Four voters in Guilford County have filed a defamation suit against a man who accused them of voter fraud after the November 2016 elections.
The lawsuit, filed Wednesday in Guilford County Superior Court, accuses William Clark Porter IV, a committee chairman for the Guilford Republican Party, with filing post-election protests with the Guilford County elections board that contained inaccurate and defamatory statements. Efforts to reach Porter, a Greensboro resident, were not immediately successful.
The four voters making the claims are:
▪ Karen Niehans, a 74-year-old Jamestown resident, and her husband Sam Niehans, each accused erroneously of voting in two states.
▪ Louis Bouvier, a Greensboro resident and North Carolina voter since 1988, also accused erroneously of voting in two states.
▪ Gabriel Thabet, a Greensboro resident accused of not being able to vote because of a felony conviction 19 years ago, though his rights were restored after he served his sentence and completed parole.
After the 2016 general election, at least 85 people across North Carolina were accused of voting in multiple states or being ineligible to vote because of a felony conviction, according to the Southern Coalition for Social Justice, the legal team behind the voters’ defamation suit. Each of those challenges was thrown out, the coalition says.
The lawsuit comes at a time when unsupported claims of widespread voter fraud have been cast out and debunked, but linger in political debate.
President Donald Trump claimed that millions of illegal votes were cast in the 2016 election and continues to press the issue despite no evidence to support his assertions. Though those claims were vague, in North Carolina the post-election protests listed voters by name, publicly and erroneously accusing them of crimes.
“Today voters are fighting back,” said Allison Riggs, Senior Voting Rights Attorney at the Southern Coalition for Social Justice. “We want to send the message loud and clear that it is wrong to intimidate voters by accusing them of committing a crime without having any evidence to support the claim.”
Karen Niehans, who moved to North Carolina with her husband in August 2016 to be closer to family, described the experience in a statement as having her democratic right to vote challenged. Ultimately the votes that she and her husband cast were counted, but the experience soured them.
“It’s as if someone was saying that I was less than others, that my voice shouldn’t count,” Niehans said in the statement. “That’s just plain wrong to do to someone, and I am not going to take it. I want to make sure that this doesn’t happen to anyone else.”
Bouvier had a simple explanation for why his name might have showed up on a voter roll in a different state. “My son and I share a name,” he said in a statement. “That’s likely why someone accused me of voting in two states. But it’s a sorry state of affairs when someone can accuse you of a crime without properly vetting or researching the facts.”
Thabet has tried to build a new life since the mistakes he made in the past. “I wish that I had never been accused of not being allowed to vote,” Thabet said. “Just as I had to learn from my childhood mistakes, I cannot change the past, but I can help shape the future.
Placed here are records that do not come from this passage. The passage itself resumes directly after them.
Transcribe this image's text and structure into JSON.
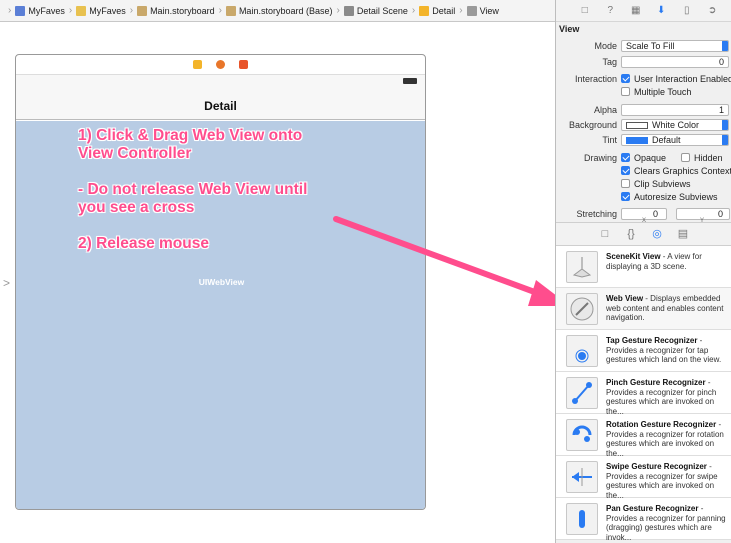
{
  "breadcrumb": [
    {
      "label": "MyFaves",
      "icon": "project-icon",
      "color": "#5b7fd6"
    },
    {
      "label": "MyFaves",
      "icon": "folder-icon",
      "color": "#e8c14f"
    },
    {
      "label": "Main.storyboard",
      "icon": "storyboard-icon",
      "color": "#c9a86a"
    },
    {
      "label": "Main.storyboard (Base)",
      "icon": "storyboard-icon",
      "color": "#c9a86a"
    },
    {
      "label": "Detail Scene",
      "icon": "scene-icon",
      "color": "#8a8a8a"
    },
    {
      "label": "Detail",
      "icon": "view-controller-icon",
      "color": "#f3b42a"
    },
    {
      "label": "View",
      "icon": "view-icon",
      "color": "#9a9a9a"
    }
  ],
  "scene": {
    "nav_title": "Detail",
    "webview_label": "UIWebView",
    "instructions": [
      "1) Click & Drag Web View onto",
      "View Controller",
      "- Do not release Web View until",
      "you see a cross",
      "2) Release mouse"
    ]
  },
  "inspector": {
    "section": "View",
    "mode_label": "Mode",
    "mode_value": "Scale To Fill",
    "tag_label": "Tag",
    "tag_value": "0",
    "interaction_label": "Interaction",
    "user_interaction": "User Interaction Enabled",
    "multiple_touch": "Multiple Touch",
    "alpha_label": "Alpha",
    "alpha_value": "1",
    "background_label": "Background",
    "background_value": "White Color",
    "tint_label": "Tint",
    "tint_value": "Default",
    "drawing_label": "Drawing",
    "opaque": "Opaque",
    "hidden": "Hidden",
    "clears": "Clears Graphics Context",
    "clip": "Clip Subviews",
    "autoresize": "Autoresize Subviews",
    "stretching_label": "Stretching",
    "stretch_x": "0",
    "stretch_y": "0",
    "stretch_x_label": "X",
    "stretch_y_label": "Y"
  },
  "library": [
    {
      "name": "SceneKit View",
      "text": " - A view for displaying a 3D scene.",
      "icon": "scenekit-icon"
    },
    {
      "name": "Web View",
      "text": " - Displays embedded web content and enables content navigation.",
      "icon": "compass-icon"
    },
    {
      "name": "Tap Gesture Recognizer",
      "text": " - Provides a recognizer for tap gestures which land on the view.",
      "icon": "tap-gesture-icon"
    },
    {
      "name": "Pinch Gesture Recognizer",
      "text": " - Provides a recognizer for pinch gestures which are invoked on the...",
      "icon": "pinch-gesture-icon"
    },
    {
      "name": "Rotation Gesture Recognizer",
      "text": " - Provides a recognizer for rotation gestures which are invoked on the...",
      "icon": "rotation-gesture-icon"
    },
    {
      "name": "Swipe Gesture Recognizer",
      "text": " - Provides a recognizer for swipe gestures which are invoked on the...",
      "icon": "swipe-gesture-icon"
    },
    {
      "name": "Pan Gesture Recognizer",
      "text": " - Provides a recognizer for panning (dragging) gestures which are invok...",
      "icon": "pan-gesture-icon"
    }
  ],
  "colors": {
    "annotation": "#ff4d8d",
    "accent": "#2a7bf2",
    "view_bg": "#b8cce4"
  }
}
I am standing up to make sure other people are not intimidated the way I was.”
Trump announced on Sunday that Vice President Mike Pence would lead a commission to investigate allegations of widespread voter fraud, using federal resources to look into claims that have been debunked.
Leaders in the North Carolina Republican Party have talked about similar efforts. Legislators are expected to revisit election laws this year after the post-election allegations made by former Gov. Pat McCrory’s campaign.
The campaign and Republican allies filed protests about voters who they suspected were either dead, serving felony sentences or voted more than once. They also challenged community groups funded by the N.C. Democratic Party that assisted voters with casting absentee ballots.
The State Board of Elections threw out the protests, saying they didn’t follow the proper protocol for contesting a voter’s eligibility. While some people were wrongly accused, an elections board official searched a database and found 339 voters who appeared to be serving an active felony sentence. The board decided not to review those cases further because they weren’t the subject of valid election protests.